“California producers who name their wines with ersatz French terms fall into two groups, although fundamentally, they share the same trait: pretentiousness. They’re either struggling entrepreneurs with little knowledge of France who hope to hoodwink consumers with what they think is a fancy French vocabulary that will get consumers to pay more than the wine is worth, or else they’re rich gazillionaires who have pied-a-terres in the 3rd arrondissement, wear French shirts and ties and think of themselves as at least semi-French.
Before I go any further, I want to let certain people off the hook. First off is Merry Edwards, who uses “Méthode a L’Ancienne” to suggest her minimalist approach, and Verité, whose French winemaker entitles him to call his wines “La Joie”, “La Muse” and “Le Desir,” although I wouldn’t. I exempt also Roederer Estate’s L’Ermitage; after all, they are owned by Roederer.

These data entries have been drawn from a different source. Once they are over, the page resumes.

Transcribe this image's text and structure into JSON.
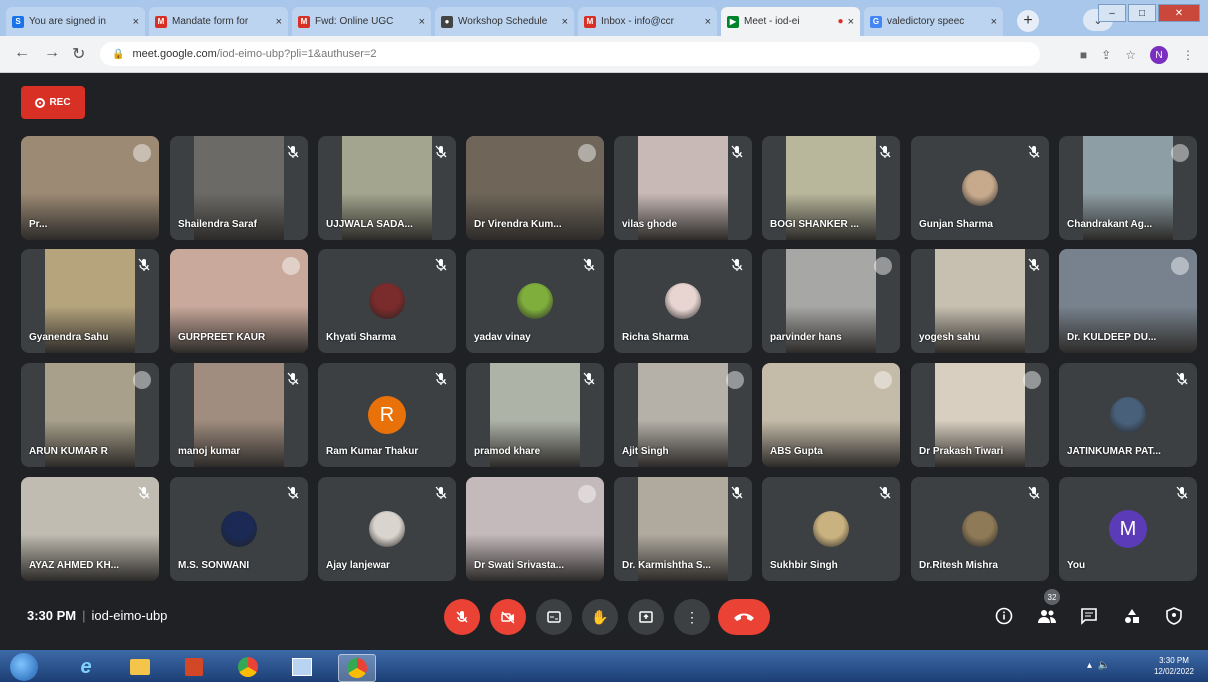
{
  "browser": {
    "tabs": [
      {
        "title": "You are signed in",
        "fav": "S",
        "favcolor": "#1a73e8"
      },
      {
        "title": "Mandate form for",
        "fav": "M",
        "favcolor": "#d93025"
      },
      {
        "title": "Fwd: Online UGC",
        "fav": "M",
        "favcolor": "#d93025"
      },
      {
        "title": "Workshop Schedule",
        "fav": "●",
        "favcolor": "#444"
      },
      {
        "title": "Inbox - info@ccr",
        "fav": "M",
        "favcolor": "#d93025"
      },
      {
        "title": "Meet - iod-ei",
        "fav": "▶",
        "favcolor": "#00832d"
      },
      {
        "title": "valedictory speec",
        "fav": "G",
        "favcolor": "#4285f4"
      }
    ],
    "url_host": "meet.google.com",
    "url_path": "/iod-eimo-ubp?pli=1&authuser=2",
    "profile_initial": "N"
  },
  "meet": {
    "rec_label": "REC",
    "time": "3:30 PM",
    "meeting_code": "iod-eimo-ubp",
    "participant_count": "32",
    "participants": [
      {
        "name": "Pr...",
        "type": "video",
        "bg": "#9c8a74",
        "muted": false
      },
      {
        "name": "Shailendra Saraf",
        "type": "video",
        "bg": "#6b6a66",
        "muted": true
      },
      {
        "name": "UJJWALA SADA...",
        "type": "video",
        "bg": "#a3a58e",
        "muted": true
      },
      {
        "name": "Dr Virendra Kum...",
        "type": "video",
        "bg": "#6f6659",
        "muted": false
      },
      {
        "name": "vilas ghode",
        "type": "video",
        "bg": "#c8b9b6",
        "muted": true
      },
      {
        "name": "BOGI SHANKER ...",
        "type": "video",
        "bg": "#b8b79b",
        "muted": true
      },
      {
        "name": "Gunjan Sharma",
        "type": "pic",
        "bg": "#c7a98c",
        "muted": true
      },
      {
        "name": "Chandrakant Ag...",
        "type": "video",
        "bg": "#8d9ea4",
        "muted": false
      },
      {
        "name": "Gyanendra Sahu",
        "type": "video",
        "bg": "#b6a47d",
        "muted": true
      },
      {
        "name": "GURPREET KAUR",
        "type": "video",
        "bg": "#c9a99b",
        "muted": false
      },
      {
        "name": "Khyati Sharma",
        "type": "pic",
        "bg": "#7a2b2b",
        "muted": true
      },
      {
        "name": "yadav vinay",
        "type": "pic",
        "bg": "#7fae3c",
        "muted": true
      },
      {
        "name": "Richa Sharma",
        "type": "pic",
        "bg": "#e8d5d2",
        "muted": true
      },
      {
        "name": "parvinder hans",
        "type": "video",
        "bg": "#a7a7a6",
        "muted": false
      },
      {
        "name": "yogesh sahu",
        "type": "video",
        "bg": "#c7c0b1",
        "muted": true
      },
      {
        "name": "Dr. KULDEEP DU...",
        "type": "video",
        "bg": "#77828e",
        "muted": false
      },
      {
        "name": "ARUN KUMAR R",
        "type": "video",
        "bg": "#a8a08b",
        "muted": false
      },
      {
        "name": "manoj kumar",
        "type": "video",
        "bg": "#a08d7f",
        "muted": true
      },
      {
        "name": "Ram Kumar Thakur",
        "type": "letter",
        "letter": "R",
        "bg": "#e8710a",
        "muted": true
      },
      {
        "name": "pramod khare",
        "type": "video",
        "bg": "#aeb3a8",
        "muted": true
      },
      {
        "name": "Ajit Singh",
        "type": "video",
        "bg": "#b5b1a9",
        "muted": false
      },
      {
        "name": "ABS Gupta",
        "type": "video",
        "bg": "#c5bba9",
        "muted": false
      },
      {
        "name": "Dr Prakash Tiwari",
        "type": "video",
        "bg": "#d8cfc0",
        "muted": false
      },
      {
        "name": "JATINKUMAR PAT...",
        "type": "pic",
        "bg": "#48607a",
        "muted": true
      },
      {
        "name": "AYAZ AHMED KH...",
        "type": "video",
        "bg": "#c0bcb2",
        "muted": true
      },
      {
        "name": "M.S. SONWANI",
        "type": "pic",
        "bg": "#1a2a55",
        "muted": true
      },
      {
        "name": "Ajay lanjewar",
        "type": "pic",
        "bg": "#d9d4cd",
        "muted": true
      },
      {
        "name": "Dr Swati Srivasta...",
        "type": "video",
        "bg": "#c4b9bb",
        "muted": false
      },
      {
        "name": "Dr. Karmishtha S...",
        "type": "video",
        "bg": "#b0aa9e",
        "muted": true
      },
      {
        "name": "Sukhbir Singh",
        "type": "pic",
        "bg": "#c9b27f",
        "muted": true
      },
      {
        "name": "Dr.Ritesh Mishra",
        "type": "pic",
        "bg": "#8f7a57",
        "muted": true
      },
      {
        "name": "You",
        "type": "letter",
        "letter": "M",
        "bg": "#5b3bb7",
        "muted": true
      }
    ]
  },
  "taskbar": {
    "time": "3:30 PM",
    "date": "12/02/2022"
  },
  "colors": {
    "meet_bg": "#202124",
    "tile_bg": "#3c4043",
    "danger": "#ea4335"
  }
}
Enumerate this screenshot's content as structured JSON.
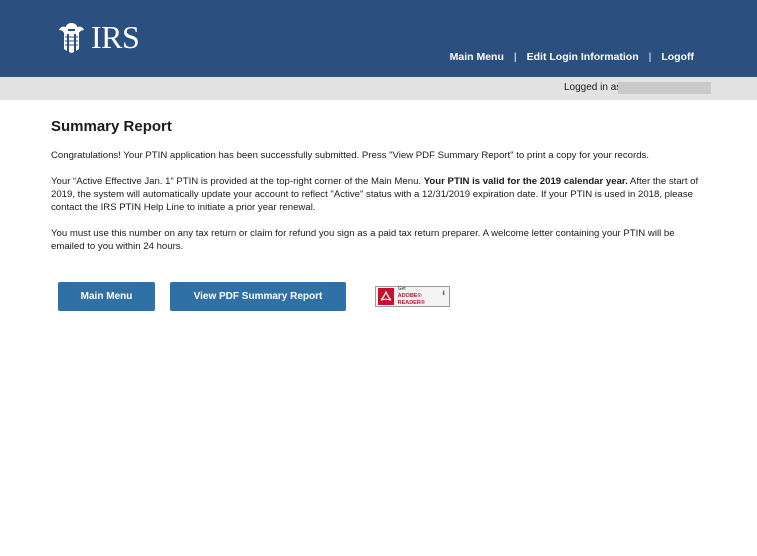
{
  "header": {
    "logo_text": "IRS",
    "nav": {
      "main_menu": "Main Menu",
      "separator": "|",
      "edit_login": "Edit Login Information",
      "logoff": "Logoff"
    },
    "background_color": "#2b4f7e"
  },
  "login_bar": {
    "label": "Logged in as"
  },
  "main": {
    "title": "Summary Report",
    "para1": "Congratulations! Your PTIN application has been successfully submitted. Press \"View PDF Summary Report\" to print a copy for your records.",
    "para2_part1": "Your “Active Effective Jan. 1” PTIN is provided at the top-right corner of the Main Menu. ",
    "para2_bold": "Your PTIN is valid for the 2019 calendar year.",
    "para2_part2": " After the start of 2019, the system will automatically update your account to reflect \"Active\" status with a 12/31/2019 expiration date. If your PTIN is used in 2018, please contact the IRS PTIN Help Line to initiate a prior year renewal.",
    "para3": "You must use this number on any tax return or claim for refund you sign as a paid tax return preparer. A welcome letter containing your PTIN will be emailed to you within 24 hours."
  },
  "buttons": {
    "main_menu": "Main Menu",
    "view_pdf": "View PDF Summary Report",
    "button_color": "#2f71a6"
  },
  "adobe_badge": {
    "get": "Get",
    "name": "ADOBE® READER®",
    "icon": "adobe-reader-icon"
  }
}
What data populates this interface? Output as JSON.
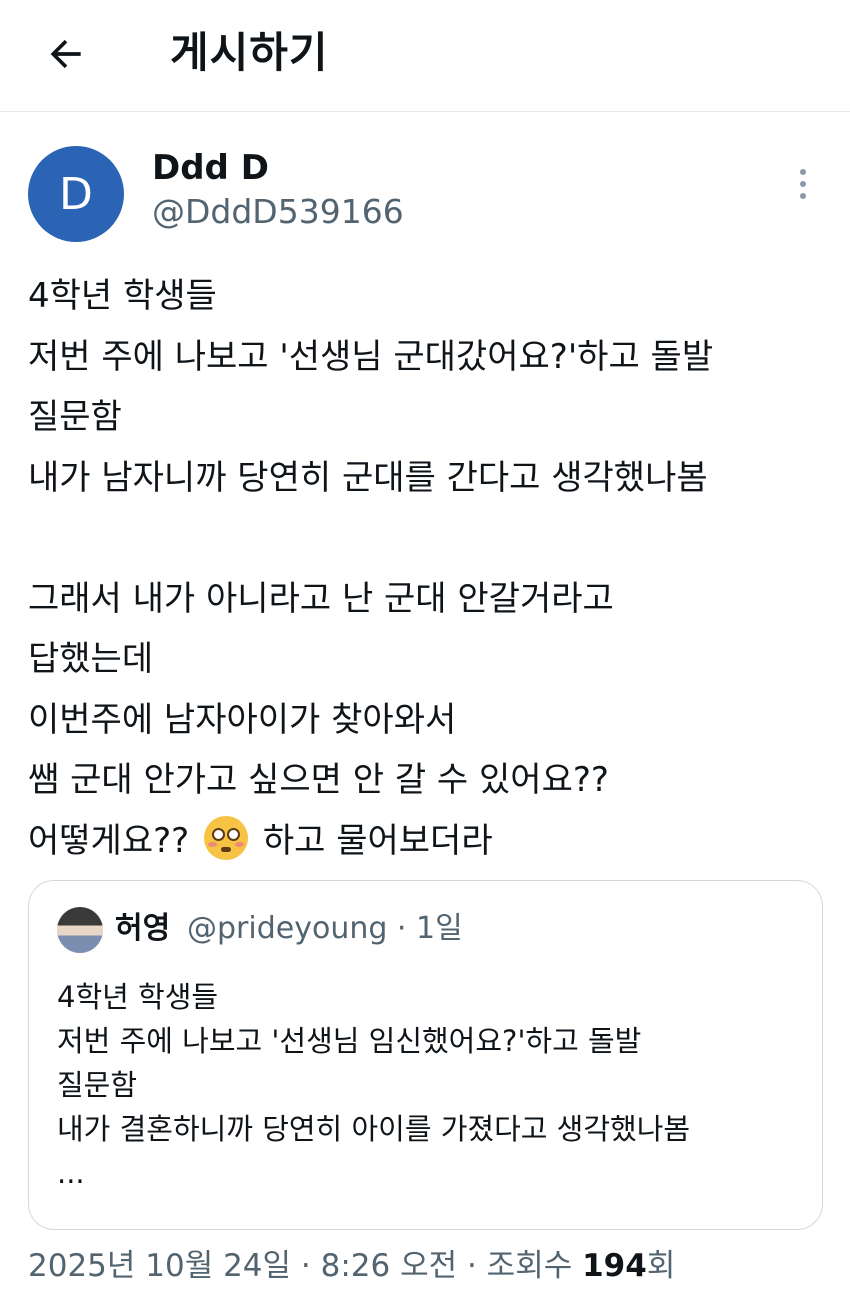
{
  "header": {
    "title": "게시하기"
  },
  "author": {
    "avatar_letter": "D",
    "display_name": "Ddd D",
    "handle": "@DddD539166"
  },
  "post": {
    "lines": [
      "4학년 학생들",
      "저번 주에 나보고 '선생님 군대갔어요?'하고 돌발",
      "질문함",
      "내가 남자니까 당연히 군대를 간다고 생각했나봄",
      "",
      "그래서 내가 아니라고 난 군대 안갈거라고",
      "답했는데",
      "이번주에 남자아이가 찾아와서",
      "쌤 군대 안가고 싶으면 안 갈 수 있어요??"
    ],
    "last_line_before_emoji": "어떻게요??",
    "last_line_after_emoji": "하고 물어보더라"
  },
  "quote": {
    "name": "허영",
    "handle_time": "@prideyoung · 1일",
    "lines": [
      "4학년 학생들",
      "저번 주에 나보고 '선생님 임신했어요?'하고 돌발",
      "질문함",
      "내가 결혼하니까 당연히 아이를 가졌다고 생각했나봄",
      "..."
    ]
  },
  "meta": {
    "timestamp": "2025년 10월 24일 · 8:26 오전 · 조회수 ",
    "views": "194",
    "views_unit": "회"
  }
}
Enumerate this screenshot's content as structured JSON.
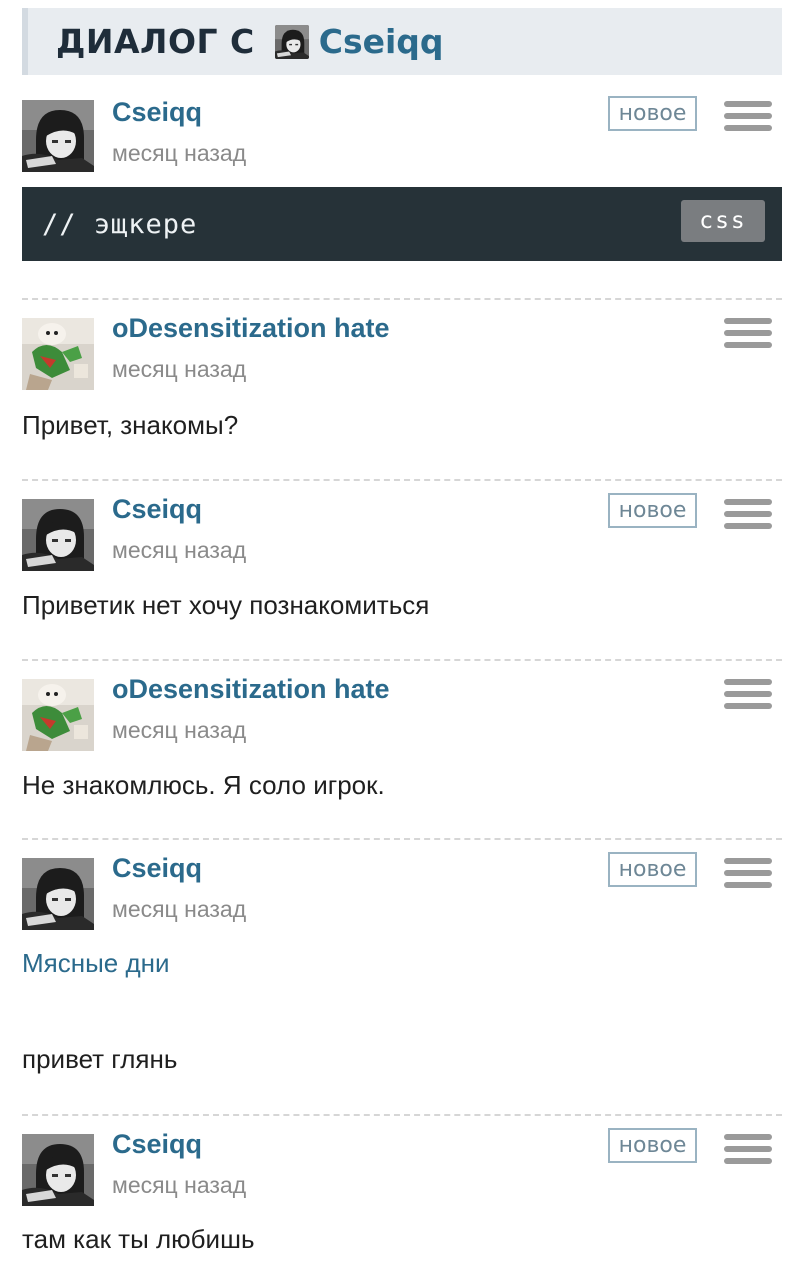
{
  "header": {
    "title": "ДИАЛОГ С",
    "user": "Cseiqq"
  },
  "code_block": {
    "code": "// эщкере",
    "lang": "css"
  },
  "posts": [
    {
      "user": "Cseiqq",
      "time": "месяц назад",
      "badge": "новое",
      "avatar": "girl-avatar"
    },
    {
      "user": "oDesensitization hate",
      "time": "месяц назад",
      "text": "Привет, знакомы?",
      "avatar": "dino-avatar"
    },
    {
      "user": "Cseiqq",
      "time": "месяц назад",
      "badge": "новое",
      "text": "Приветик нет хочу познакомиться",
      "avatar": "girl-avatar"
    },
    {
      "user": "oDesensitization hate",
      "time": "месяц назад",
      "text": "Не знакомлюсь. Я соло игрок.",
      "avatar": "dino-avatar"
    },
    {
      "user": "Cseiqq",
      "time": "месяц назад",
      "badge": "новое",
      "link": "Мясные дни",
      "text": "привет глянь",
      "avatar": "girl-avatar"
    },
    {
      "user": "Cseiqq",
      "time": "месяц назад",
      "badge": "новое",
      "text": "там как ты любишь",
      "avatar": "girl-avatar"
    }
  ],
  "colors": {
    "link": "#2b6a8c",
    "header_bg": "#e8ecf0",
    "code_bg": "#263238",
    "muted": "#8a8a8a"
  }
}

But why would an American call something by a French name?”
(Read the rest of Steve’s article)
This article has been posted here for use of my EV141-Intro to Wine Marketing students in the hope that it will spark lively discussion. Other readers are welcome to join the discussion.